Cloning creates new cannabis plants from stem cuttings instead of seeds. Roots form from broken stem tissue as a survival mechanism called vegetative propagation. Even a small clipping can regenerate itself under the right conditions. Cloning turns one mature cannabis plant into hundreds of genetically identical clones!
When cut, cannabis attempts to save itself from wilting. Roots form from the scar. A broken cannabis stem will regenerate roots and become a new plant if it can survive the stress of being cut. Therefore, vegetative propagation technique is akin to an Intensive Care Unit. With high humidity and stable environment the cutting will regenerate new roots and shoots in a about two weeks.
Clones start out small, but they are the same age as their parents. This means that clones skip the early developmental stages of the cannabis life cycle. A rooted clone is small, but it does not need months of vegetative growth to mature like a seedling would. Instead, it is physiologically able to flower as a miniature plant on day one. Or, with 18+ hours of daylight, a clone will grow as big as you want it to be.
Organize your Tools
Sharp, sterilized trimming scissors
Propagation tray and humidity dome
Rapid Rooter plugs
Hormex liquid concentrate
Prepare Grow Medium
Soak the Rapid Rooter starter plugs for a few hours prior to use to stabilize pH. Soak cubes in a solution of diluted Hormex (5ml/gal) adjusted to pH 6.0, or plain water.

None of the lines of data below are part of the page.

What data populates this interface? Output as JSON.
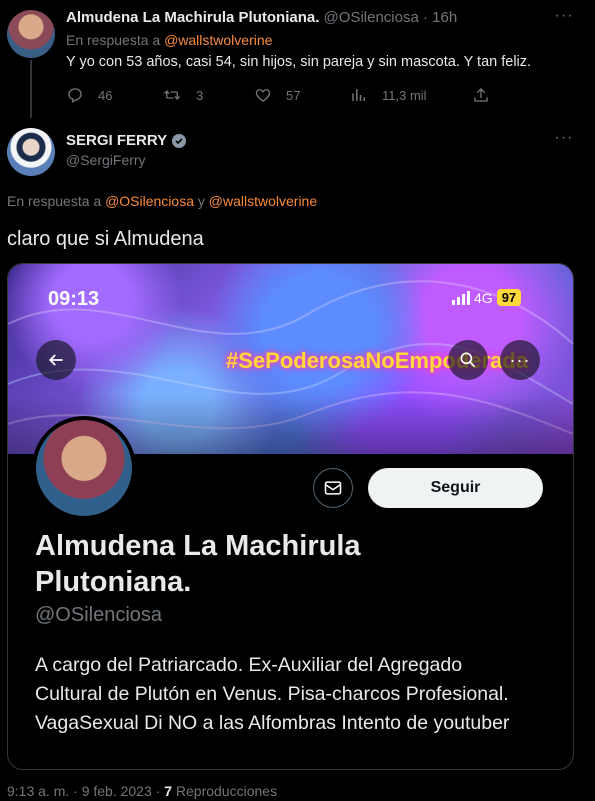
{
  "tweet1": {
    "author_name": "Almudena La Machirula Plutoniana.",
    "handle_time": "@OSilenciosa · 16h",
    "reply_prefix": "En respuesta a",
    "reply_to": "@wallstwolverine",
    "text": "Y yo con 53 años, casi 54, sin hijos, sin pareja y sin mascota. Y tan feliz.",
    "stats": {
      "replies": "46",
      "retweets": "3",
      "likes": "57",
      "views": "11,3 mil"
    }
  },
  "tweet2": {
    "author_name": "SERGI FERRY",
    "handle": "@SergiFerry",
    "reply_prefix": "En respuesta a",
    "reply_to_1": "@OSilenciosa",
    "reply_and": "y",
    "reply_to_2": "@wallstwolverine",
    "text": "claro que si Almudena",
    "footer": {
      "time_date": "9:13 a. m. · 9 feb. 2023 ·",
      "views_count": "7",
      "views_label": "Reproducciones"
    }
  },
  "screenshot_card": {
    "status_time": "09:13",
    "network": "4G",
    "battery": "97",
    "banner_hashtag": "#SePoderosaNoEmpoderada",
    "follow_label": "Seguir",
    "profile_name": "Almudena La Machirula Plutoniana.",
    "profile_handle": "@OSilenciosa",
    "bio": "A cargo del Patriarcado. Ex-Auxiliar del Agregado Cultural de Plutón en Venus. Pisa-charcos Profesional. VagaSexual Di NO a las Alfombras Intento de youtuber"
  },
  "colors": {
    "link": "#f98b3a",
    "muted": "#71767b",
    "text": "#e7e9ea",
    "battery": "#ffd83a"
  }
}
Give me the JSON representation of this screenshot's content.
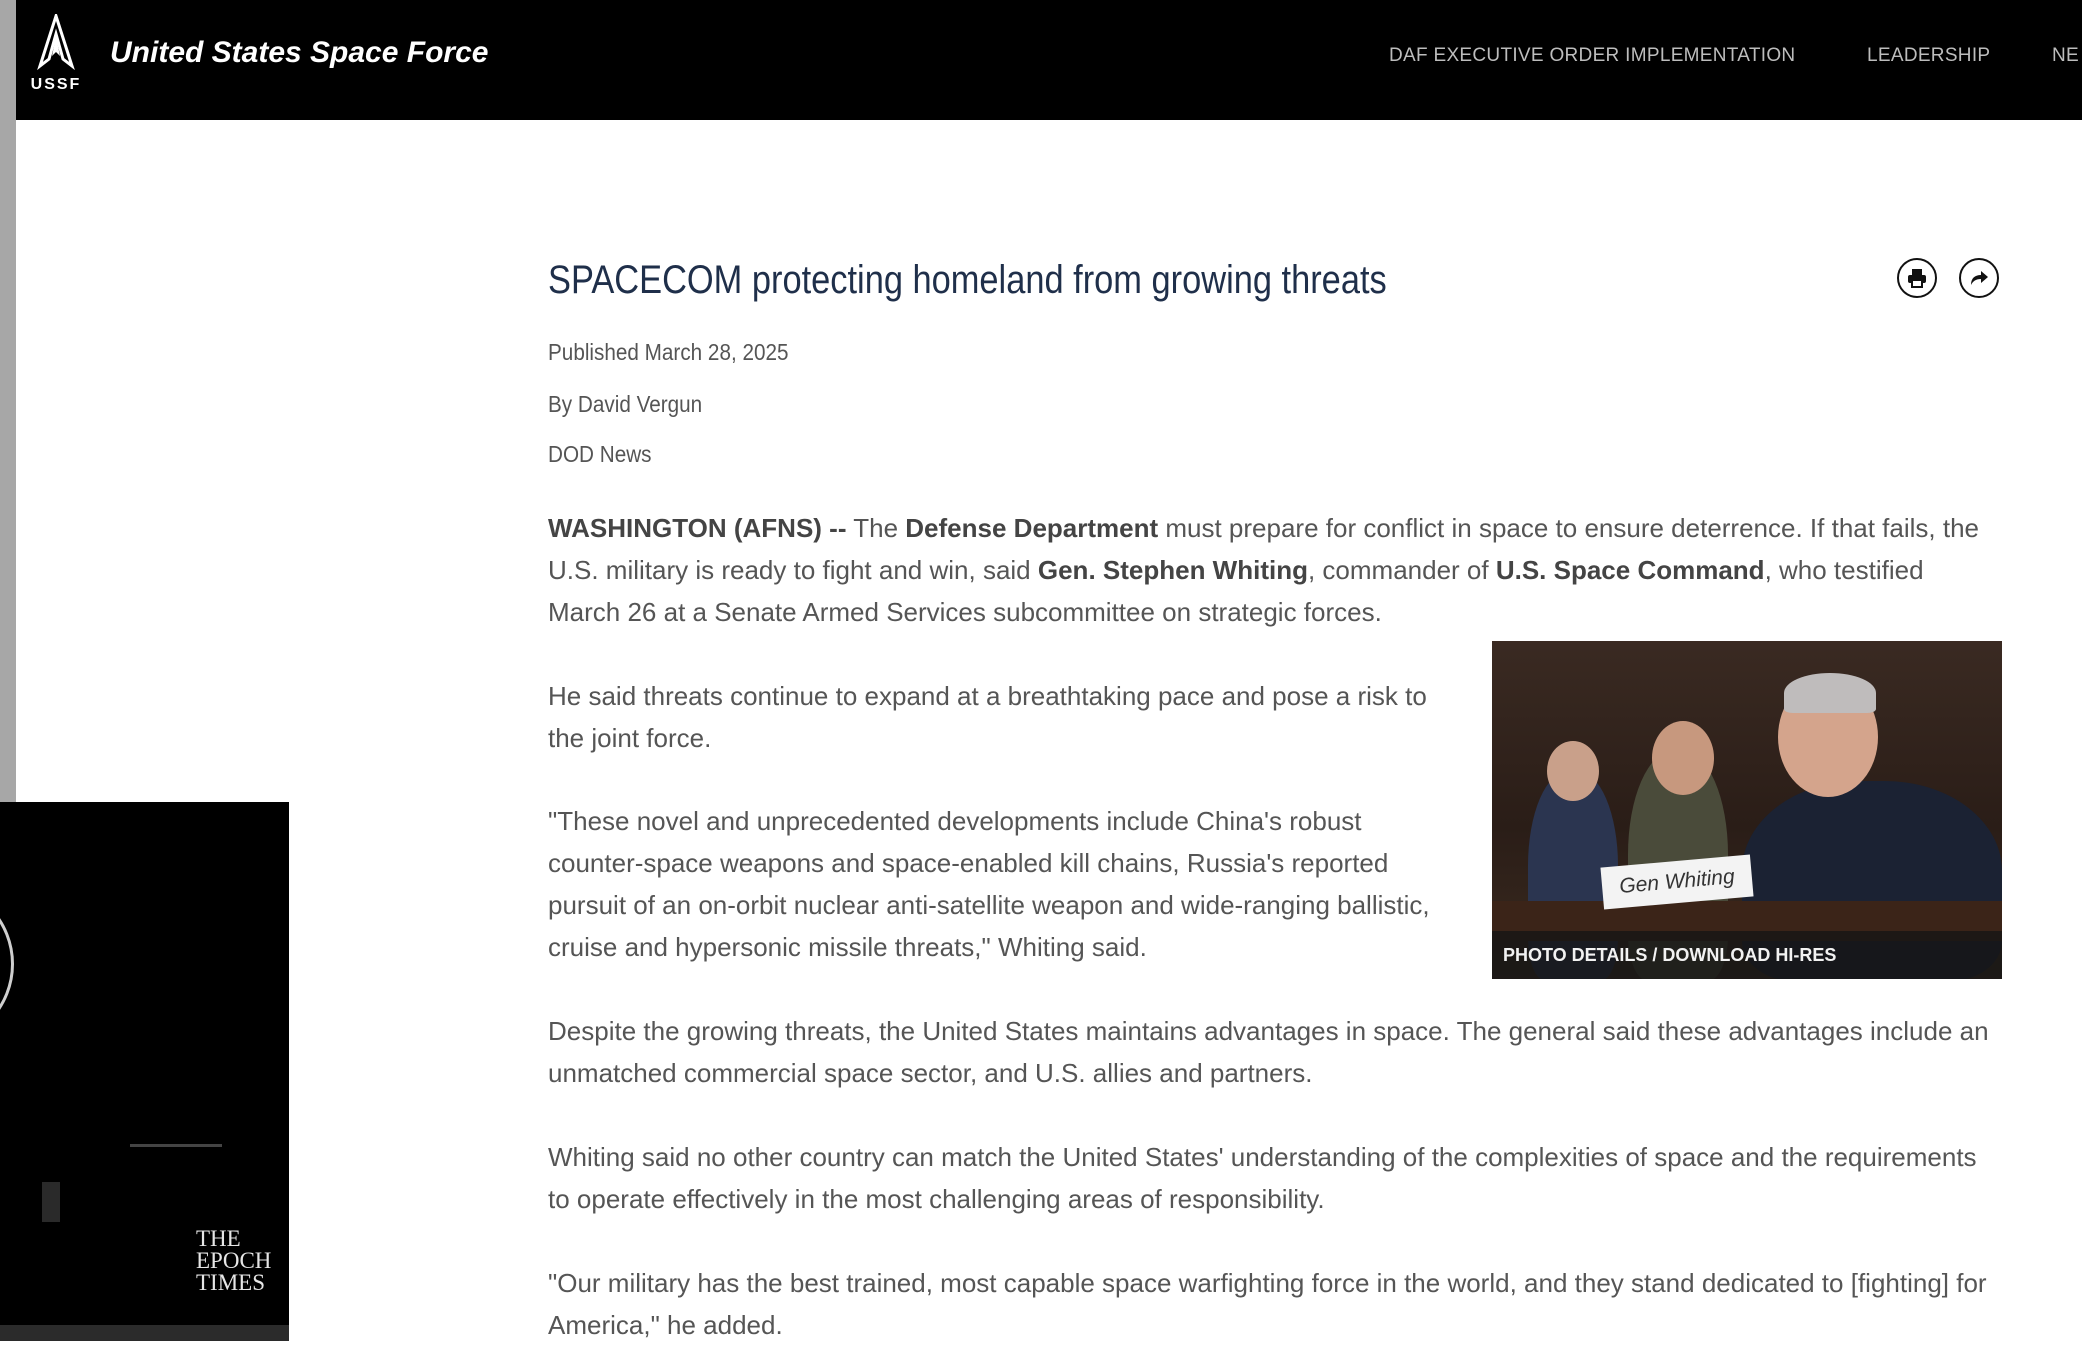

Choose a Mother Plant
Cut clones from vigorous, healthy plants in the vegetative phase. Water and fertilize before taking cuttings so that the plant tissue is fortified for the cloning process. Stressed plants produce stunted clones because their growth rate is already slowed. Mother plants don’t need to be big, or old. A clone or two can even be cut from seedlings around week three or four. Just don’t remove more than 25% of foliage from the mother plant or else it will cause stress and slow growth.
A clone will regenerate from any piece of stem tissue that includes meristem. Meristem is important because it is the plant tissue that can produce either roots, shoots or flowers, depending on the growth phase. You can identify meristem tissue by location, at the node (swelling/knot) above the petiole (leaf stem). An ideal clone includes the tip of a branch and is cut diagonally 2-3 nodes below the tip. Trim and remove the lowest nodes and fan leaves. Leave one or two lateral meristem intact below the tip of the branch.
Timing is critical for successful clone cutting. Prepare your workspace and make a plan so you can work with surgical precision and speed.
Cut clones away from direct lights and fans.
Keep the humidity high during the process.
Bright lights and dry wind wilt cuttings before they make it to the propagation tray.
Fill a shot glass with 15ml of Hormex-- you will dip cuttings in this as soon as you cut them.
Sterilize your scissors or razor blade with 91% Isopropyl Alcohol. Wipe dry.
Load the soaked starter plugs into the cells of the propagation tray with the narrow tip pointing downward, and the small hole facing up.
Organize and label the tray if you are cloning multiple cannabis strains at once.
Cut the stem diagonally below the node.
Quickly trim off the lower lateral meristem and fan leaves.
Leave 1-2 lateral meristem below the growth tip.
Trim tips of fan leaves to save space (optional).
Immediately place cutting in full-strength Hormex solution for 60 seconds.
Transfer to the propagation tray.
Gently insert the stem about ½” into the hole. Don’t force it. Use the tip of your scissors to open the hole, if necessary.
Cover the propagation tray with the humidity dome while you cut the next clone.
There is no exact formula for nurturing unrooted cuttings. Usually they require more observation than action. Subtle changes may be needed in dome venting, lighting, watering and fertilizer schedules. Over-attention can hurt the plants, so think twice and act once.
Vegetative propagation works best in a 72F room with 45% humidity. Keep clones away from blowing fans and High Intensity Discharge lighting. Use a T5 cool fluorescent or LED light fixture for tender clones. Indirect air movement and fresh air exchange helps the process. If you provide a stable environment and healthy mother plants, this method should work for you:
Place the humidity dome on the propagation tray with the vents completely closed
Position the tray under the grow light.
Partially open vents after 48 hours.
On day 7, flood the tray with a 1/4 strength hydroponic solution.
Drain after 5 minutes.
Completely open dome vents.
On days 7-14, “burp” the clones.
Remove the dome for a moment to allow moisture to escape.
Gradually increase the burp time until the dome is no longer used by day 14.
Water as needed when the starter plugs turn light brown. Use ⅓ strength hydroponic solution.
Transplant on day 15.
Excess condensation on the walls, combined with yellowing leaves around day 3 is a sign to increase venting and burp the plant sooner than 7 days.
Water sooner if the starter plugs change from dark to light brown.
Clones need roughly the same intensity light as their mother plant. Hang your light fixture at the same distance as the light above the mother plant. Do not use HID lighting for the clone process.